Page and application data records:
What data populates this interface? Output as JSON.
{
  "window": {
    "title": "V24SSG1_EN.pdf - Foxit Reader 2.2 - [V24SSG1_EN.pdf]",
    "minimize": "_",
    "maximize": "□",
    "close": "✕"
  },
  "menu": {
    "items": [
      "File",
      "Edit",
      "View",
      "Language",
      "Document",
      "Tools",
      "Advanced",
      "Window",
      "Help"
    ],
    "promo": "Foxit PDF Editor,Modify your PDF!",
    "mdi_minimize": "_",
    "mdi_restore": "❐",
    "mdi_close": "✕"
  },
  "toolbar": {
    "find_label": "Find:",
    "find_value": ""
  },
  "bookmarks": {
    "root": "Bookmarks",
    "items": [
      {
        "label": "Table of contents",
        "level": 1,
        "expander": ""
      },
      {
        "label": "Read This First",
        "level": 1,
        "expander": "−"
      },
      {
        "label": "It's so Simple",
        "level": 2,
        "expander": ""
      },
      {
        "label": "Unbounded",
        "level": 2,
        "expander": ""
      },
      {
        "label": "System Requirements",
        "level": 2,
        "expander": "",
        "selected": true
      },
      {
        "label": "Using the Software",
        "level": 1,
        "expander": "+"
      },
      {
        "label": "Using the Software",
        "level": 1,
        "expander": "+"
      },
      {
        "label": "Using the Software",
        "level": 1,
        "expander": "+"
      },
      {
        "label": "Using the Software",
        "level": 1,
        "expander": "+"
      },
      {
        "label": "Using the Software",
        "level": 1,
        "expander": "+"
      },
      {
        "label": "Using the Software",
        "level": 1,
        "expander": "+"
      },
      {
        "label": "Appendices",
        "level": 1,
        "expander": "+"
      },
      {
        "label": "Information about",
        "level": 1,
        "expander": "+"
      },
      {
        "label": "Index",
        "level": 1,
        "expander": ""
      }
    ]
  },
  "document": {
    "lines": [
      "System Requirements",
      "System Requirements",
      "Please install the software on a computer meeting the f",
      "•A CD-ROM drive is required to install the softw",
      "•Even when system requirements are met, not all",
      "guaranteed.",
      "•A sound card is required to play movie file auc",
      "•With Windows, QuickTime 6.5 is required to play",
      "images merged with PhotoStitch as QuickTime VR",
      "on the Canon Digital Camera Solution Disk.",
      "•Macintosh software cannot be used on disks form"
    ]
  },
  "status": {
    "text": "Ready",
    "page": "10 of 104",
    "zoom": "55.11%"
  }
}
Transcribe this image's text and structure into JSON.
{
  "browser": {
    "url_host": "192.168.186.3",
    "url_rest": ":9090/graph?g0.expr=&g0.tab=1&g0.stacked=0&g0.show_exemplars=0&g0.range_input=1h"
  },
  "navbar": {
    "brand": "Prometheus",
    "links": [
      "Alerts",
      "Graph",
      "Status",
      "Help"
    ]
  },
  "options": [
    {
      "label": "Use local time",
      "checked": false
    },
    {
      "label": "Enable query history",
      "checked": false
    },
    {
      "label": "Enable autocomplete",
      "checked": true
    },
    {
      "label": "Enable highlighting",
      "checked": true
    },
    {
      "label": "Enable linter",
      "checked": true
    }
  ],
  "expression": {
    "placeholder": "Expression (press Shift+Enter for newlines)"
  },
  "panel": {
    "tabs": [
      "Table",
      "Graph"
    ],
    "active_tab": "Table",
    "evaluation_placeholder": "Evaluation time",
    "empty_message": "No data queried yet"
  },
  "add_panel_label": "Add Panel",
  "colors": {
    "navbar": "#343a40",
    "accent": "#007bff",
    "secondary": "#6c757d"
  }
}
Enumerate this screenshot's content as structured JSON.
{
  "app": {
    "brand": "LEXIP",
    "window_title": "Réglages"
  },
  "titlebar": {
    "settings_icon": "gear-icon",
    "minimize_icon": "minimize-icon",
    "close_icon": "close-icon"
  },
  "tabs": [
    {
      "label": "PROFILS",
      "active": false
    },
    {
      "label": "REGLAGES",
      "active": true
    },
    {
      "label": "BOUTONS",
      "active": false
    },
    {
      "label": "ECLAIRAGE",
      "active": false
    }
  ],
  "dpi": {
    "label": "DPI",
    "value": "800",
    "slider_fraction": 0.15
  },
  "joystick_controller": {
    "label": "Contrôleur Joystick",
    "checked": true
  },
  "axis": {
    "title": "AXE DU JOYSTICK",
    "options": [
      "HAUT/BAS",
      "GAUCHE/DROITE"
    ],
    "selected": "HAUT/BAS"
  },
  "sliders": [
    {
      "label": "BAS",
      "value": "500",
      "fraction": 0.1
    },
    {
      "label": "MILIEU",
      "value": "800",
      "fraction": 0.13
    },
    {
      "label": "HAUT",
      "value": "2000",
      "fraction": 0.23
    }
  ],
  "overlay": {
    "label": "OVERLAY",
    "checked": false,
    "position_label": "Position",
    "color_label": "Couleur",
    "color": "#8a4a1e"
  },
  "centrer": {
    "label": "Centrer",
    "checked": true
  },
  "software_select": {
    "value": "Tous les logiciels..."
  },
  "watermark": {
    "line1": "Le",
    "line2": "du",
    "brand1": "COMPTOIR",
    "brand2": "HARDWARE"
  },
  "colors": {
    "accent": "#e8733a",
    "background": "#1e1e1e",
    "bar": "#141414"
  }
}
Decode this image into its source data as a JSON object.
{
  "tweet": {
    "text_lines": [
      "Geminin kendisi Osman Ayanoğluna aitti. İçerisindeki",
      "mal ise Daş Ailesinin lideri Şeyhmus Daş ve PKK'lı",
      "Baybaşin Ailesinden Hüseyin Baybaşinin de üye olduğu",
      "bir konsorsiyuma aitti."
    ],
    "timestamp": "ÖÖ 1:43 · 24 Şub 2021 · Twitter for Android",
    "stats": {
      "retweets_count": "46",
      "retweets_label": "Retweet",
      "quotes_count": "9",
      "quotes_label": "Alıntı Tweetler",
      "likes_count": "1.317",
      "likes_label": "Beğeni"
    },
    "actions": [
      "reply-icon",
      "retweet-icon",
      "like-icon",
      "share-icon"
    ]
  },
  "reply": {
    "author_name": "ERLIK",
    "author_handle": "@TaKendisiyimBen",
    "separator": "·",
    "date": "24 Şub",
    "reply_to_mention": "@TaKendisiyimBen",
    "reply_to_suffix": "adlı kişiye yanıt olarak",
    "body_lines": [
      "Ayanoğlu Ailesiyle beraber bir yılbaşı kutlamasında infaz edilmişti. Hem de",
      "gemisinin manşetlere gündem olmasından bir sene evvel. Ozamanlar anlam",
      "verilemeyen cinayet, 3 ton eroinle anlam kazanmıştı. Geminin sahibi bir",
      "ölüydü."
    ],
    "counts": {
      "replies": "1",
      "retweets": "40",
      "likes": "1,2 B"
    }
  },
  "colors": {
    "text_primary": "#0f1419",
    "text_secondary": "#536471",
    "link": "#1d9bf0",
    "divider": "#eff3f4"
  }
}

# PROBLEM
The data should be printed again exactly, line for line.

# EXERCISE SOLUTION
What data populates this interface? Output as JSON.
{
  "window": {
    "title": "V24SSG1_EN.pdf - Foxit Reader 2.2 - [V24SSG1_EN.pdf]",
    "minimize": "_",
    "maximize": "□",
    "close": "✕"
  },
  "menu": {
    "items": [
      "File",
      "Edit",
      "View",
      "Language",
      "Document",
      "Tools",
      "Advanced",
      "Window",
      "Help"
    ],
    "promo": "Foxit PDF Editor,Modify your PDF!",
    "mdi_minimize": "_",
    "mdi_restore": "❐",
    "mdi_close": "✕"
  },
  "toolbar": {
    "find_label": "Find:",
    "find_value": ""
  },
  "bookmarks": {
    "root": "Bookmarks",
    "items": [
      {
        "label": "Table of contents",
        "level": 1,
        "expander": ""
      },
      {
        "label": "Read This First",
        "level": 1,
        "expander": "−"
      },
      {
        "label": "It's so Simple",
        "level": 2,
        "expander": ""
      },
      {
        "label": "Unbounded",
        "level": 2,
        "expander": ""
      },
      {
        "label": "System Requirements",
        "level": 2,
        "expander": "",
        "selected": true
      },
      {
        "label": "Using the Software",
        "level": 1,
        "expander": "+"
      },
      {
        "label": "Using the Software",
        "level": 1,
        "expander": "+"
      },
      {
        "label": "Using the Software",
        "level": 1,
        "expander": "+"
      },
      {
        "label": "Using the Software",
        "level": 1,
        "expander": "+"
      },
      {
        "label": "Using the Software",
        "level": 1,
        "expander": "+"
      },
      {
        "label": "Using the Software",
        "level": 1,
        "expander": "+"
      },
      {
        "label": "Appendices",
        "level": 1,
        "expander": "+"
      },
      {
        "label": "Information about",
        "level": 1,
        "expander": "+"
      },
      {
        "label": "Index",
        "level": 1,
        "expander": ""
      }
    ]
  },
  "document": {
    "lines": [
      "System Requirements",
      "System Requirements",
      "Please install the software on a computer meeting the f",
      "•A CD-ROM drive is required to install the softw",
      "•Even when system requirements are met, not all",
      "guaranteed.",
      "•A sound card is required to play movie file auc",
      "•With Windows, QuickTime 6.5 is required to play",
      "images merged with PhotoStitch as QuickTime VR",
      "on the Canon Digital Camera Solution Disk.",
      "•Macintosh software cannot be used on disks form"
    ]
  },
  "status": {
    "text": "Ready",
    "page": "10 of 104",
    "zoom": "55.11%"
  }
}
Transcribe this image's text and structure into JSON.
{
  "browser": {
    "url_host": "192.168.186.3",
    "url_rest": ":9090/graph?g0.expr=&g0.tab=1&g0.stacked=0&g0.show_exemplars=0&g0.range_input=1h"
  },
  "navbar": {
    "brand": "Prometheus",
    "links": [
      "Alerts",
      "Graph",
      "Status",
      "Help"
    ]
  },
  "options": [
    {
      "label": "Use local time",
      "checked": false
    },
    {
      "label": "Enable query history",
      "checked": false
    },
    {
      "label": "Enable autocomplete",
      "checked": true
    },
    {
      "label": "Enable highlighting",
      "checked": true
    },
    {
      "label": "Enable linter",
      "checked": true
    }
  ],
  "expression": {
    "placeholder": "Expression (press Shift+Enter for newlines)"
  },
  "panel": {
    "tabs": [
      "Table",
      "Graph"
    ],
    "active_tab": "Table",
    "evaluation_placeholder": "Evaluation time",
    "empty_message": "No data queried yet"
  },
  "add_panel_label": "Add Panel",
  "colors": {
    "navbar": "#343a40",
    "accent": "#007bff",
    "secondary": "#6c757d"
  }
}
Enumerate this screenshot's content as structured JSON.
{
  "app": {
    "brand": "LEXIP",
    "window_title": "Réglages"
  },
  "titlebar": {
    "settings_icon": "gear-icon",
    "minimize_icon": "minimize-icon",
    "close_icon": "close-icon"
  },
  "tabs": [
    {
      "label": "PROFILS",
      "active": false
    },
    {
      "label": "REGLAGES",
      "active": true
    },
    {
      "label": "BOUTONS",
      "active": false
    },
    {
      "label": "ECLAIRAGE",
      "active": false
    }
  ],
  "dpi": {
    "label": "DPI",
    "value": "800",
    "slider_fraction": 0.15
  },
  "joystick_controller": {
    "label": "Contrôleur Joystick",
    "checked": true
  },
  "axis": {
    "title": "AXE DU JOYSTICK",
    "options": [
      "HAUT/BAS",
      "GAUCHE/DROITE"
    ],
    "selected": "HAUT/BAS"
  },
  "sliders": [
    {
      "label": "BAS",
      "value": "500",
      "fraction": 0.1
    },
    {
      "label": "MILIEU",
      "value": "800",
      "fraction": 0.13
    },
    {
      "label": "HAUT",
      "value": "2000",
      "fraction": 0.23
    }
  ],
  "overlay": {
    "label": "OVERLAY",
    "checked": false,
    "position_label": "Position",
    "color_label": "Couleur",
    "color": "#8a4a1e"
  },
  "centrer": {
    "label": "Centrer",
    "checked": true
  },
  "software_select": {
    "value": "Tous les logiciels..."
  },
  "watermark": {
    "line1": "Le",
    "line2": "du",
    "brand1": "COMPTOIR",
    "brand2": "HARDWARE"
  },
  "colors": {
    "accent": "#e8733a",
    "background": "#1e1e1e",
    "bar": "#141414"
  }
}
Decode this image into its source data as a JSON object.
{
  "tweet": {
    "text_lines": [
      "Geminin kendisi Osman Ayanoğluna aitti. İçerisindeki",
      "mal ise Daş Ailesinin lideri Şeyhmus Daş ve PKK'lı",
      "Baybaşin Ailesinden Hüseyin Baybaşinin de üye olduğu",
      "bir konsorsiyuma aitti."
    ],
    "timestamp": "ÖÖ 1:43 · 24 Şub 2021 · Twitter for Android",
    "stats": {
      "retweets_count": "46",
      "retweets_label": "Retweet",
      "quotes_count": "9",
      "quotes_label": "Alıntı Tweetler",
      "likes_count": "1.317",
      "likes_label": "Beğeni"
    },
    "actions": [
      "reply-icon",
      "retweet-icon",
      "like-icon",
      "share-icon"
    ]
  },
  "reply": {
    "author_name": "ERLIK",
    "author_handle": "@TaKendisiyimBen",
    "separator": "·",
    "date": "24 Şub",
    "reply_to_mention": "@TaKendisiyimBen",
    "reply_to_suffix": "adlı kişiye yanıt olarak",
    "body_lines": [
      "Ayanoğlu Ailesiyle beraber bir yılbaşı kutlamasında infaz edilmişti. Hem de",
      "gemisinin manşetlere gündem olmasından bir sene evvel. Ozamanlar anlam",
      "verilemeyen cinayet, 3 ton eroinle anlam kazanmıştı. Geminin sahibi bir",
      "ölüydü."
    ],
    "counts": {
      "replies": "1",
      "retweets": "40",
      "likes": "1,2 B"
    }
  },
  "colors": {
    "text_primary": "#0f1419",
    "text_secondary": "#536471",
    "link": "#1d9bf0",
    "divider": "#eff3f4"
  }
}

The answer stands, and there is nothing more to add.